Collect all lines containing the word "repository" from the data.

__________

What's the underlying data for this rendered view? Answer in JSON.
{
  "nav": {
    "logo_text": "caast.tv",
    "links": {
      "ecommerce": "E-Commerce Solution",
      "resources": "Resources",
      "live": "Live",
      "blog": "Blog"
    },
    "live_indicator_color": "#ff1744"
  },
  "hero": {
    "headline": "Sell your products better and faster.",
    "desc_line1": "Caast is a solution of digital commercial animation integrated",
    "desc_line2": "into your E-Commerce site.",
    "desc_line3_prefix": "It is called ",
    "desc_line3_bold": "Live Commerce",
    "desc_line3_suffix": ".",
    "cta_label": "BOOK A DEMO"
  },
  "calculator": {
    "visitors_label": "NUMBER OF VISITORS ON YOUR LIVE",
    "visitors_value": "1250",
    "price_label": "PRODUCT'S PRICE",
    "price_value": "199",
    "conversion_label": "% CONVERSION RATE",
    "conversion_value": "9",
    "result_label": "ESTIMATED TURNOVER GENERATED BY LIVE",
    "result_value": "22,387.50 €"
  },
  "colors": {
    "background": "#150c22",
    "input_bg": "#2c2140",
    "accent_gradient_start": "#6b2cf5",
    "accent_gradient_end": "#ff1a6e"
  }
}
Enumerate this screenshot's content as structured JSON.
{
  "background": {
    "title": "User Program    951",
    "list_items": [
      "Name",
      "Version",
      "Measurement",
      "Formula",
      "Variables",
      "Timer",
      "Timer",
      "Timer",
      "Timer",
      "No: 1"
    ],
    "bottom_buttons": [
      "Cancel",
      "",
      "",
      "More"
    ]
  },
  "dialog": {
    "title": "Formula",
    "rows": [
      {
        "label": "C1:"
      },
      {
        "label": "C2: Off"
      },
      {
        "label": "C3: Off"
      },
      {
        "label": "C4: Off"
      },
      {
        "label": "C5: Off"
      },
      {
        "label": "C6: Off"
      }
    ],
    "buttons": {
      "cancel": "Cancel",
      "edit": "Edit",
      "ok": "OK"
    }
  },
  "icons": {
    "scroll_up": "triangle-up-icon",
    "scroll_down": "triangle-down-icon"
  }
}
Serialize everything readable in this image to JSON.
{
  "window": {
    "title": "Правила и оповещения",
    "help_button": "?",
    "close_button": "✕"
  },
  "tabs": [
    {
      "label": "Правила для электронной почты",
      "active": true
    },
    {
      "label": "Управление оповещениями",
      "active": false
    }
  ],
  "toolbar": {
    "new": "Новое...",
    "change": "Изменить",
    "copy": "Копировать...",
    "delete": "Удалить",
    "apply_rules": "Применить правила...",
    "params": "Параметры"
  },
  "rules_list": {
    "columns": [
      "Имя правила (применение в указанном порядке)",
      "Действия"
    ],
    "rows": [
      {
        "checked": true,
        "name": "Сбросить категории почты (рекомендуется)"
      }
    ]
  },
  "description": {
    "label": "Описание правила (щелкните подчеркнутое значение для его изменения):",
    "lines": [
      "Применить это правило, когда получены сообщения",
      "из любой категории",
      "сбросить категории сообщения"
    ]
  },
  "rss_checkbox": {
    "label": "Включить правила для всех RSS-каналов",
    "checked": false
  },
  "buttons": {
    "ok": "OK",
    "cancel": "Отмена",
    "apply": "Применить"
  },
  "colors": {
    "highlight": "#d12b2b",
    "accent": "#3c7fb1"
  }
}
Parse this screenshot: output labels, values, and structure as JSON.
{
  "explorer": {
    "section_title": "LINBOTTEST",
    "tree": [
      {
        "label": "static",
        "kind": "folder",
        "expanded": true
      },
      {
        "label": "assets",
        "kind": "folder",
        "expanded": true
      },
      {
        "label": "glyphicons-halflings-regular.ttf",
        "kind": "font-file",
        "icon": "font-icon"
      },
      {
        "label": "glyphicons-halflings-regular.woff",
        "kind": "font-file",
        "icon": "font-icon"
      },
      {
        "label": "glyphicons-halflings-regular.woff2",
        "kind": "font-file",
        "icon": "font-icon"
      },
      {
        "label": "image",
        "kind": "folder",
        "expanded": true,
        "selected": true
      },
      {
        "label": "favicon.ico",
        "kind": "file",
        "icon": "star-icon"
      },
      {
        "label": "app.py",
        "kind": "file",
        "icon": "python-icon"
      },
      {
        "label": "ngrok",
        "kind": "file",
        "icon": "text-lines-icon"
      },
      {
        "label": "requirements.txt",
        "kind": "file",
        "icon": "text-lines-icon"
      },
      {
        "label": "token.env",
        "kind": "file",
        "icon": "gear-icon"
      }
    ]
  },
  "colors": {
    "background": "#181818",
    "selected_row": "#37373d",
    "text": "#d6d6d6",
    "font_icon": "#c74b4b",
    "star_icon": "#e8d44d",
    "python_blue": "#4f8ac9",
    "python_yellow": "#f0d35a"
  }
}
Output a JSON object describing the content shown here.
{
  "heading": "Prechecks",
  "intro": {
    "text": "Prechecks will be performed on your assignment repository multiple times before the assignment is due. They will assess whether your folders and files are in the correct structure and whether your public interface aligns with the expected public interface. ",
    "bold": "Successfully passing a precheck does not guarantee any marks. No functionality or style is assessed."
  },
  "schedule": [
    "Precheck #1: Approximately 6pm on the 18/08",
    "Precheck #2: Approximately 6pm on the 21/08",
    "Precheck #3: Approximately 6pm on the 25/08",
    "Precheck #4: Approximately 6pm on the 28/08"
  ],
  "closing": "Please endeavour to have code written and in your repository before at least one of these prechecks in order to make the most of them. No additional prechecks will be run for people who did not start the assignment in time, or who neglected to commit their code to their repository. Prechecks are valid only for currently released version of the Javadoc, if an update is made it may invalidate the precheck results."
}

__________

▶ [Exercise response]:
    "text": "Prechecks will be performed on your assignment repository multiple times before the assignment is due. They will assess whether your folders and files are in the correct structure and whether your public interface aligns with the expected public interface. ",
  "closing": "Please endeavour to have code written and in your repository before at least one of these prechecks in order to make the most of them. No additional prechecks will be run for people who did not start the assignment in time, or who neglected to commit their code to their repository. Prechecks are valid only for currently released version of the Javadoc, if an update is made it may invalidate the precheck results."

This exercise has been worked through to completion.